This street in Seattle’s Windermere neighborhood runs just over ⅓ of a mile from NE Windermere Road and Elleray Lane NE in the southwest to 64th Avenue NE in the northeast. It appears to have been named after the Lake District town of Keswick, in the county of Cumbria, England. Just north of Derwentwater, Keswick is about 13¾ miles northwest of Windermere, England’s largest natural lake, after which the neighborhood was named.

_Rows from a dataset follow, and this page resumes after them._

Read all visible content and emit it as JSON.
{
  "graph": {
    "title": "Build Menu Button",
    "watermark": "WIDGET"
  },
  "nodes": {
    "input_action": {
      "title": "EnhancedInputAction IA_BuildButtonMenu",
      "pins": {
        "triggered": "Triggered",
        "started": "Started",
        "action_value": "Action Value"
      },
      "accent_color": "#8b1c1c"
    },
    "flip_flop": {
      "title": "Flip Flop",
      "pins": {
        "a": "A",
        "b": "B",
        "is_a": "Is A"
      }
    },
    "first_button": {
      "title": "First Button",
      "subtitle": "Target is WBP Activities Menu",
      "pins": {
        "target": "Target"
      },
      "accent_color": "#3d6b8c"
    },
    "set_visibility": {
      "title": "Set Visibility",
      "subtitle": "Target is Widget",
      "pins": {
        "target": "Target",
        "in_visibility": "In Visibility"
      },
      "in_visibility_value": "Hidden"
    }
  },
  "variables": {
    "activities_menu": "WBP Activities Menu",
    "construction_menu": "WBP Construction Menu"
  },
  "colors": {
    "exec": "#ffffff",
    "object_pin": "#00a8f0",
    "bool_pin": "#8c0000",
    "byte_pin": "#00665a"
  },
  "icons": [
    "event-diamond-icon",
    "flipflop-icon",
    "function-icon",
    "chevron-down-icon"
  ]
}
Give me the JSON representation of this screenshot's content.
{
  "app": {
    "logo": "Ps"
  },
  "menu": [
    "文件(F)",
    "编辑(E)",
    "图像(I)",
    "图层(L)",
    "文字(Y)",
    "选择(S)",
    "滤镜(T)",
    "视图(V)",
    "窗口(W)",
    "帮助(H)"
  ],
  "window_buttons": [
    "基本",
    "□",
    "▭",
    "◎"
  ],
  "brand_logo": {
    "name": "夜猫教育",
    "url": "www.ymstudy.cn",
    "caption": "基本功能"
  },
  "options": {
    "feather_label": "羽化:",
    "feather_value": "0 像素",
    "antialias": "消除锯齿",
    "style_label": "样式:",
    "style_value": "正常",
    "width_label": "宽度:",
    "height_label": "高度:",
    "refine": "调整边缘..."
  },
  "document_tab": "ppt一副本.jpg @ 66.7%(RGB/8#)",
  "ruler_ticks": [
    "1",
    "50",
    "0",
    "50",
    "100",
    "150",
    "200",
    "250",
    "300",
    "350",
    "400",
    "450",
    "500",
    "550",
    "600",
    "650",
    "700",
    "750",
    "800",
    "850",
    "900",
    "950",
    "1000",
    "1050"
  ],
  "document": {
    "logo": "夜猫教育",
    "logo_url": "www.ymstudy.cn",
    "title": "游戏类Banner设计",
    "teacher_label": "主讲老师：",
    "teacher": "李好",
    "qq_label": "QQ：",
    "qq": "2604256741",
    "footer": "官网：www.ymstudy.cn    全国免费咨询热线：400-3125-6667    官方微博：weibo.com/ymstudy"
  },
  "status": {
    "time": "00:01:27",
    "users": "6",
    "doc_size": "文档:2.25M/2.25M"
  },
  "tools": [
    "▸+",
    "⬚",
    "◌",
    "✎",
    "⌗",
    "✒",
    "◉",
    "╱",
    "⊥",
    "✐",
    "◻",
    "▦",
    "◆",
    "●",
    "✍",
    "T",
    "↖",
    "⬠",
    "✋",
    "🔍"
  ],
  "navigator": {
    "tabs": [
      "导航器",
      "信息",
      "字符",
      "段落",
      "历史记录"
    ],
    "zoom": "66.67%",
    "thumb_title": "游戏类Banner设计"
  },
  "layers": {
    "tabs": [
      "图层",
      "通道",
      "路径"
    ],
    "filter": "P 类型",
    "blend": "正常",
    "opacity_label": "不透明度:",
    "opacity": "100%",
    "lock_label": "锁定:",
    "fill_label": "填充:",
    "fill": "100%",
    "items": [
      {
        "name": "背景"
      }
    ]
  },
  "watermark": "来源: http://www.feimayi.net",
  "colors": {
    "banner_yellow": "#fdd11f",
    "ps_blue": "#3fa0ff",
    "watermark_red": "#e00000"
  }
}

Born and raised in Seattle, Benjamin Donguk Lukoff had his interest in local history kindled at the age of six, when his father bought him settler granddaughter Sophie Frye Bass’s Pig-Tail Days in Old Seattle at the gift shop of the Museum of History and Industry. He studied English, Russian, and linguistics at the University of Washington, and went on to earn his master’s in English linguistics from University College London. His book of rephotography, Seattle Then and Now, was published in 2010. An updated version came out in 2015.